6. Work backward from your clients’ and industry influencers’ preferences.

Think about your clients and influencers. What platforms are they most likely to engage with? Start there. Your social media should be an extension of your brand narrative, and you should give more than you ask for. A good rule of thumb: Think of your social media as an NPR channel; tell great stories and share new ideas, but only ask for something once a season. – Kathleen Lucente, Red Fan Communications

7. Hire people who will best relate to your audience.

Find people who will best relate to your company’s target demographic. Put them on your social media content team. Chances are they will communicate more authentically with your company’s primary customer in your social media messaging. – Keith Woods, KB Woods Public Relations

8. Seek alignment with your core values.

It all goes back to core values. You have to have people managing your social media presence who believe in the same core values the rest of your team does. The social media team needs to truly know you and your brand, and they absolutely have to believe in the mission. If they do, it’s easier for them to be effective on social media because, at their core, they have the same motivations you do. – Kris Lindahl, Kris Lindahl Real Estate

9. Monitor and adjust your strategy.

You can post every single day and waste thousands of dollars on advertising, but if it is targeting the wrong demographic, it is not beneficial to you or your business in any way. Constantly check and recheck your target audience for your ads and check the demographics to make sure they are hitting the right market. – Scott Scully, Abstrakt Marketing Group

10. Diversify your team’s skill sets.

Make sure you’re diversifying your skill sets as you build your team, whether by hiring an in-house marketer or adding depth to your bench with an outsourced partner. Successful social media relies on innovative thinking and unique tactics, so build a proactive team comprising multiple marketing disciplines and backgrounds to achieve your business goals. – Melea McRae, Crux KC

11. Prioritize a few channels to maximize ROI.

Identify which channels your audience is using most and focus your efforts on those. Prioritizing can help maximize your social media ROI and will help you craft meaningful messages for those platforms you use. Your goal is not to engage everyone on social media but to be thoughtful in marketing to those who have an interest in your product, service or intellectual property. – Liz Wooten-Reschke, Connect For More

12. Have a goal for your social campaigns.

Why are you running this campaign?
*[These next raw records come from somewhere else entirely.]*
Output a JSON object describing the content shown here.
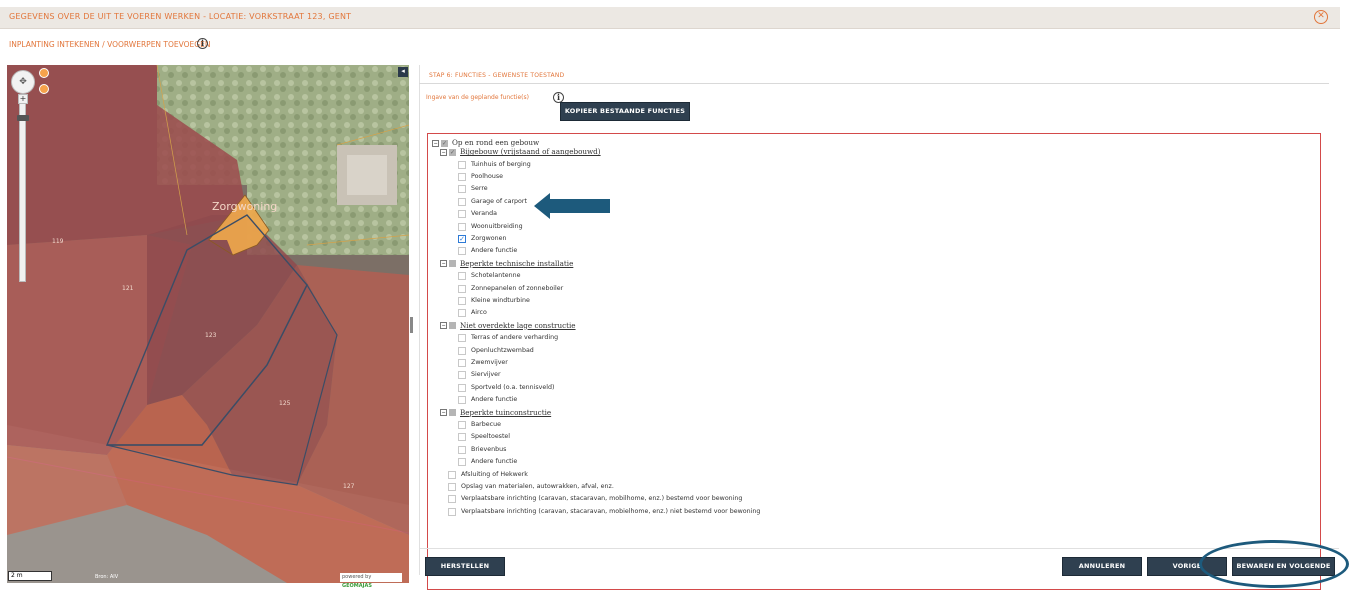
{
  "window": {
    "title": "GEGEVENS OVER DE UIT TE VOEREN WERKEN - LOCATIE: VORKSTRAAT 123, GENT",
    "close_glyph": "✕"
  },
  "subtitle": "INPLANTING INTEKENEN / VOORWERPEN TOEVOEGEN",
  "info_glyph": "i",
  "map": {
    "label_zorgwoning": "Zorgwoning",
    "house_numbers": [
      "119",
      "121",
      "123",
      "125",
      "127"
    ],
    "scale": "2 m",
    "source": "Bron: AIV",
    "powered_by": "powered by",
    "powered_brand": "GEOMAJAS",
    "collapse_glyph": "◂",
    "zoom_plus": "+",
    "pan_glyph": "✥"
  },
  "panel": {
    "step_title": "STAP 6: FUNCTIES - GEWENSTE TOESTAND",
    "ingave_label": "Ingave van de geplande functie(s)",
    "copy_button": "KOPIEER BESTAANDE FUNCTIES"
  },
  "tree": [
    {
      "label": "Op en rond een gebouw",
      "kind": "top"
    },
    {
      "label": "Bijgebouw (vrijstaand of aangebouwd)",
      "kind": "group"
    },
    {
      "label": "Tuinhuis of berging",
      "kind": "item",
      "checked": false
    },
    {
      "label": "Poolhouse",
      "kind": "item",
      "checked": false
    },
    {
      "label": "Serre",
      "kind": "item",
      "checked": false
    },
    {
      "label": "Garage of carport",
      "kind": "item",
      "checked": false
    },
    {
      "label": "Veranda",
      "kind": "item",
      "checked": false
    },
    {
      "label": "Woonuitbreiding",
      "kind": "item",
      "checked": false
    },
    {
      "label": "Zorgwonen",
      "kind": "item",
      "checked": true
    },
    {
      "label": "Andere functie",
      "kind": "item",
      "checked": false
    },
    {
      "label": "Beperkte technische installatie",
      "kind": "group"
    },
    {
      "label": "Schotelantenne",
      "kind": "item",
      "checked": false
    },
    {
      "label": "Zonnepanelen of zonneboiler",
      "kind": "item",
      "checked": false
    },
    {
      "label": "Kleine windturbine",
      "kind": "item",
      "checked": false
    },
    {
      "label": "Airco",
      "kind": "item",
      "checked": false
    },
    {
      "label": "Niet overdekte lage constructie",
      "kind": "group"
    },
    {
      "label": "Terras of andere verharding",
      "kind": "item",
      "checked": false
    },
    {
      "label": "Openluchtzwembad",
      "kind": "item",
      "checked": false
    },
    {
      "label": "Zwemvijver",
      "kind": "item",
      "checked": false
    },
    {
      "label": "Siervijver",
      "kind": "item",
      "checked": false
    },
    {
      "label": "Sportveld (o.a. tennisveld)",
      "kind": "item",
      "checked": false
    },
    {
      "label": "Andere functie",
      "kind": "item",
      "checked": false
    },
    {
      "label": "Beperkte tuinconstructie",
      "kind": "group"
    },
    {
      "label": "Barbecue",
      "kind": "item",
      "checked": false
    },
    {
      "label": "Speeltoestel",
      "kind": "item",
      "checked": false
    },
    {
      "label": "Brievenbus",
      "kind": "item",
      "checked": false
    },
    {
      "label": "Andere functie",
      "kind": "item",
      "checked": false
    },
    {
      "label": "Afsluiting of Hekwerk",
      "kind": "root",
      "checked": false
    },
    {
      "label": "Opslag van materialen, autowrakken, afval, enz.",
      "kind": "root",
      "checked": false
    },
    {
      "label": "Verplaatsbare inrichting (caravan, stacaravan, mobilhome, enz.) bestemd voor bewoning",
      "kind": "root",
      "checked": false
    },
    {
      "label": "Verplaatsbare inrichting (caravan, stacaravan, mobielhome, enz.) niet bestemd voor bewoning",
      "kind": "root",
      "checked": false
    }
  ],
  "buttons": {
    "herstellen": "HERSTELLEN",
    "annuleren": "ANNULEREN",
    "vorige": "VORIGE",
    "bewaren": "BEWAREN EN VOLGENDE"
  },
  "colors": {
    "accent_orange": "#e2763b",
    "button_dark": "#2f4050",
    "annotation_blue": "#1d5a7c",
    "tree_border": "#d34a4a"
  }
}
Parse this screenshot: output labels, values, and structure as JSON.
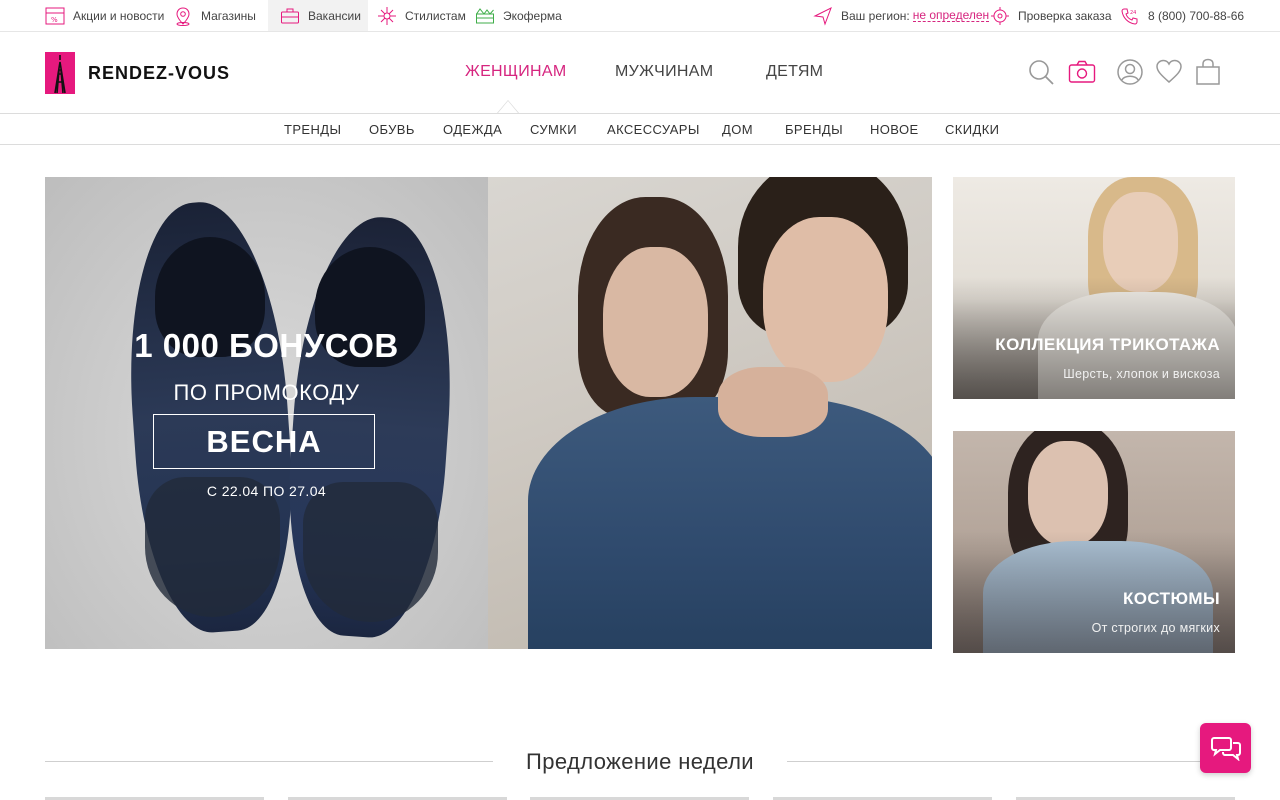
{
  "topbar": {
    "news_label": "Акции и новости",
    "stores_label": "Магазины",
    "vacancies_label": "Вакансии",
    "stylists_label": "Стилистам",
    "ecofarm_label": "Экоферма",
    "region_label": "Ваш регион:",
    "region_value": "не определен",
    "order_check_label": "Проверка заказа",
    "phone": "8 (800) 700-88-66"
  },
  "header": {
    "logo_text": "RENDEZ-VOUS",
    "main_nav": [
      {
        "label": "ЖЕНЩИНАМ",
        "active": true
      },
      {
        "label": "МУЖЧИНАМ",
        "active": false
      },
      {
        "label": "ДЕТЯМ",
        "active": false
      }
    ],
    "icons": [
      "search-icon",
      "camera-icon",
      "user-icon",
      "heart-icon",
      "bag-icon"
    ]
  },
  "subnav": {
    "items": [
      "ТРЕНДЫ",
      "ОБУВЬ",
      "ОДЕЖДА",
      "СУМКИ",
      "АКСЕССУАРЫ",
      "ДОМ",
      "БРЕНДЫ",
      "НОВОЕ",
      "СКИДКИ"
    ]
  },
  "hero": {
    "title": "1 000 БОНУСОВ",
    "subtitle": "ПО ПРОМОКОДУ",
    "promo_code": "ВЕСНА",
    "dates": "С 22.04 ПО 27.04"
  },
  "cards": [
    {
      "title": "КОЛЛЕКЦИЯ ТРИКОТАЖА",
      "subtitle": "Шерсть, хлопок и вискоза"
    },
    {
      "title": "КОСТЮМЫ",
      "subtitle": "От строгих до мягких"
    }
  ],
  "week_offer": {
    "title": "Предложение недели"
  },
  "colors": {
    "accent": "#e6197e",
    "link": "#d6257f"
  }
}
For name recognition? To promote a particular product or service? The “why” matters for the message. If it is simply for name recognition, you want to run items of interest that are consistent with your brand and that people find interesting and want to share. Conversely, generalized messages won’t work for a specific product or service. – Christine Durrett, Durrett & Kersting PLLC

13. Treat your social media presence with professionalism.

A social media campaign can create additional visibility beyond a great website, SEO and SEM. It must build on and reinforce existing content, offer an interesting and “bite-sized” topic, have goals and metrics, and be reviewed and measured consistently. Social media can be a relatively low-cost program, but that doesn’t mean it should not be treated with professionalism. – Mark Coronna, Chief Outsiders

14. Encapsulate your ‘solution’ in your posts.

All of your communication — including social media — needs to encapsulate the solution your organization offers for the problem your clients and prospects have. The content the team creates should clarify and reverberate what separates your company from the pack. – Rachel Namoff, Arapaho Asset Management

15. Establish a vision for what you want your brand to represent.

Our vision is to provide legendary IT support for businesses. We brand that message everywhere we can and work to make its presentation consistent across all platforms. It takes multiple outreach efforts to build a consistent image, so be sure each time you reach out to your audience that you are presenting your message in a consistent way. – Jared Knisley, Fizen Technology

Original Post: Biz Journals